§ Component data from apps and pages
——————
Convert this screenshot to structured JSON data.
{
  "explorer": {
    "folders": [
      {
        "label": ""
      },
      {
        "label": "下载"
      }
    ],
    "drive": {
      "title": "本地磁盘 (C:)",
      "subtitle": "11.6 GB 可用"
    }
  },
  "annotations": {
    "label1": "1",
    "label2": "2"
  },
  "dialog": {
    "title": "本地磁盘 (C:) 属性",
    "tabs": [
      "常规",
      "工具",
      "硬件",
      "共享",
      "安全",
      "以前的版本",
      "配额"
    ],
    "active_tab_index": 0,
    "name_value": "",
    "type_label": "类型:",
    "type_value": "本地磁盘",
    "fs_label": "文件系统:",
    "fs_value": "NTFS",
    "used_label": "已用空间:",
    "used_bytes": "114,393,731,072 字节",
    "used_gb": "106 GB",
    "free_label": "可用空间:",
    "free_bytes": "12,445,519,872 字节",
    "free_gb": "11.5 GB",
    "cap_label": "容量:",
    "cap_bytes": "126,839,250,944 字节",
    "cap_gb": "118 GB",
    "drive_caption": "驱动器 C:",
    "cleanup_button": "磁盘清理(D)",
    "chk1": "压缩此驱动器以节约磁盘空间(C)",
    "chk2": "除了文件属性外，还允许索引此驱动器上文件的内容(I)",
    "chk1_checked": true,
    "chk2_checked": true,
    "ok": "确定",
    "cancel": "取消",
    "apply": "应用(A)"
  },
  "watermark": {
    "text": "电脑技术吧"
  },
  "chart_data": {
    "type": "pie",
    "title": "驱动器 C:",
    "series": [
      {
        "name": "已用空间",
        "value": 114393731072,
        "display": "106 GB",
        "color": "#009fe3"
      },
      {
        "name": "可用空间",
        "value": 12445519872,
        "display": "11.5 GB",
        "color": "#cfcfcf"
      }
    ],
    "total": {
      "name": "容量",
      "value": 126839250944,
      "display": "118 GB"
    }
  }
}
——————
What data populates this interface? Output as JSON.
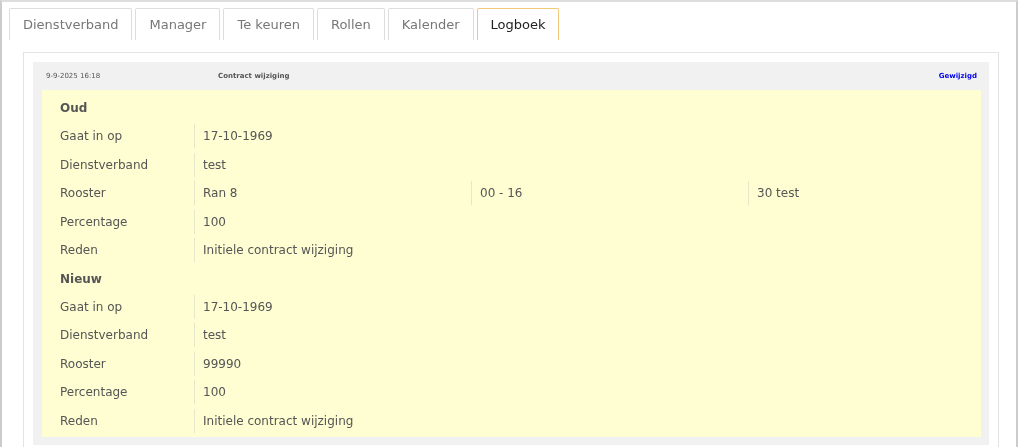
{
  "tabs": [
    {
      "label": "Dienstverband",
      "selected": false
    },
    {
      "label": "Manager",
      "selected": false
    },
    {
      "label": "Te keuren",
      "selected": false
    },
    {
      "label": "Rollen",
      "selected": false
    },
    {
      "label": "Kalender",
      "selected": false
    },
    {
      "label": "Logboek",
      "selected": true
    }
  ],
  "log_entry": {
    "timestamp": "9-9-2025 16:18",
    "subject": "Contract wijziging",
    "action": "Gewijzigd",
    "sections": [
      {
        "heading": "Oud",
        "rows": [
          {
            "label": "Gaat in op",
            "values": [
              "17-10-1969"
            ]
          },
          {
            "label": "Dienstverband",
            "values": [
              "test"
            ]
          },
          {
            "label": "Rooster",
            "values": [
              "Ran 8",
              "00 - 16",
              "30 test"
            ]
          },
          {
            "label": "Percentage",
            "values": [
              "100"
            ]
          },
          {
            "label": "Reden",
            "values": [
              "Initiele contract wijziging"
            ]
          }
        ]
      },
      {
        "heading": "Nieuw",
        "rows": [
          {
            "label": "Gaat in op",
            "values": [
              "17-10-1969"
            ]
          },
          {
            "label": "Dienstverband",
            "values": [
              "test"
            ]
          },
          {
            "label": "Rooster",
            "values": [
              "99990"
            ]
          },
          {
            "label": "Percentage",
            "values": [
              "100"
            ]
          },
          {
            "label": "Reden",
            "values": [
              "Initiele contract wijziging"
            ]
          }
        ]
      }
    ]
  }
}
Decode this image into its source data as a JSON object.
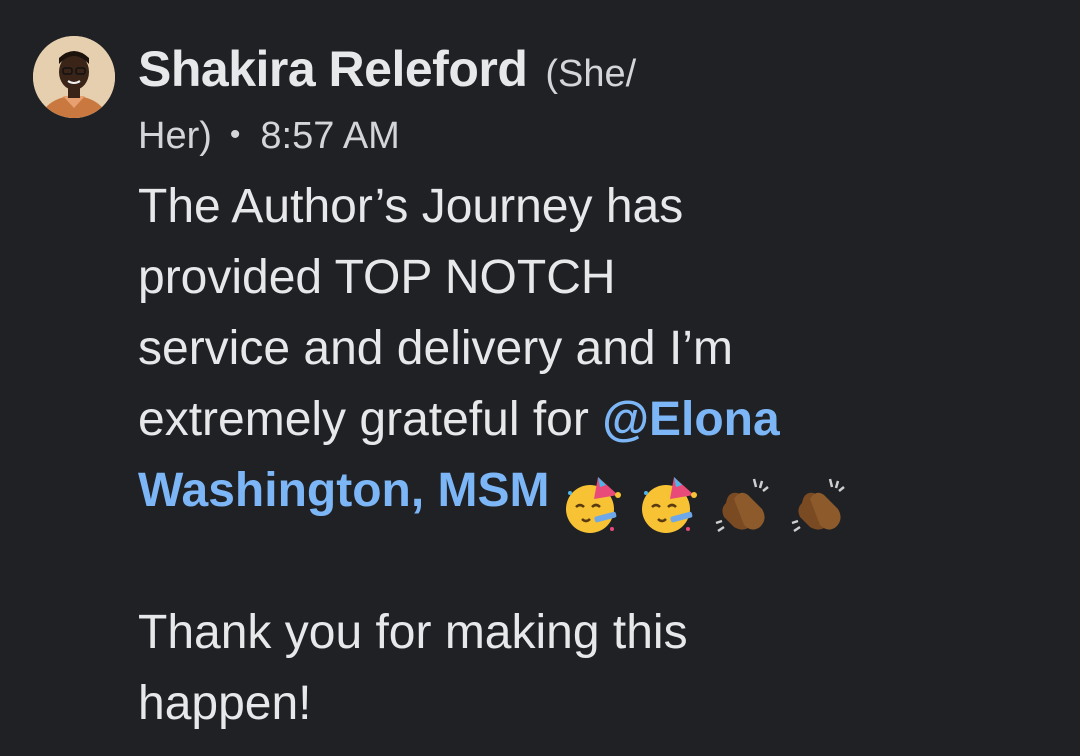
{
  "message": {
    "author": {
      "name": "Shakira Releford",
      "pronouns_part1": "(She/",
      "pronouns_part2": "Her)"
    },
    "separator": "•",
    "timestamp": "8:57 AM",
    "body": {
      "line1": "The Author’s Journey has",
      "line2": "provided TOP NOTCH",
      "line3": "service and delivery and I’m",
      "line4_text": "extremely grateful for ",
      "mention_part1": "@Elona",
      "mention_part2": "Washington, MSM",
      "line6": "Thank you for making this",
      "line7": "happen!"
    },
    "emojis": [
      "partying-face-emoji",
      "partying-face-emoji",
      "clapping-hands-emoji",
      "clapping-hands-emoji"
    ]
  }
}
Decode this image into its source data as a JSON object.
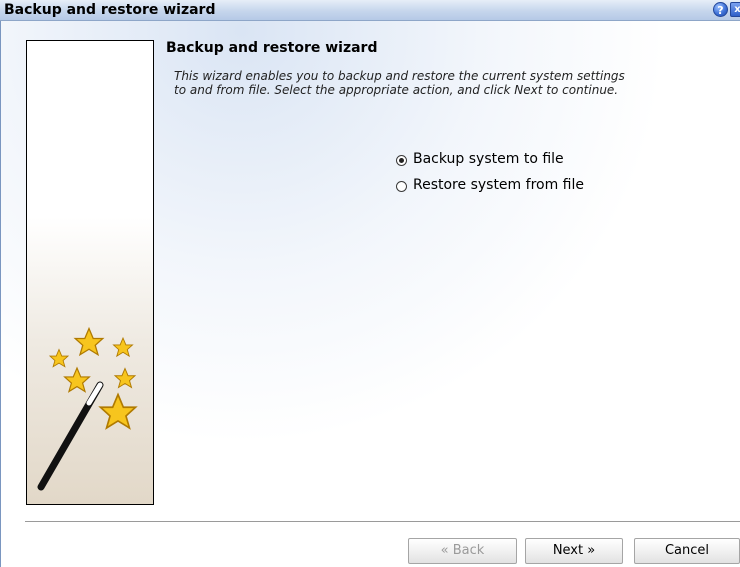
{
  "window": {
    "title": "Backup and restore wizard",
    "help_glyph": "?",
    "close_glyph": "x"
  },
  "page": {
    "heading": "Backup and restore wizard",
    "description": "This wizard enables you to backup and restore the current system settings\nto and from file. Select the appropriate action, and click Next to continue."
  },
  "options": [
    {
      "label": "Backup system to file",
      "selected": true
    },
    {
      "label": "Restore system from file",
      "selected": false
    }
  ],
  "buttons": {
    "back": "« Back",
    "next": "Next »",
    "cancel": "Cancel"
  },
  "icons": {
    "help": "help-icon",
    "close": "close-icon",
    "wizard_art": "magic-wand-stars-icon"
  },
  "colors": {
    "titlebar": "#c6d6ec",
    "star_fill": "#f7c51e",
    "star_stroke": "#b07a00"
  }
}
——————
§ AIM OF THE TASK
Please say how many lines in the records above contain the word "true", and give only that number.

§ PROBLEM SOLUTION
4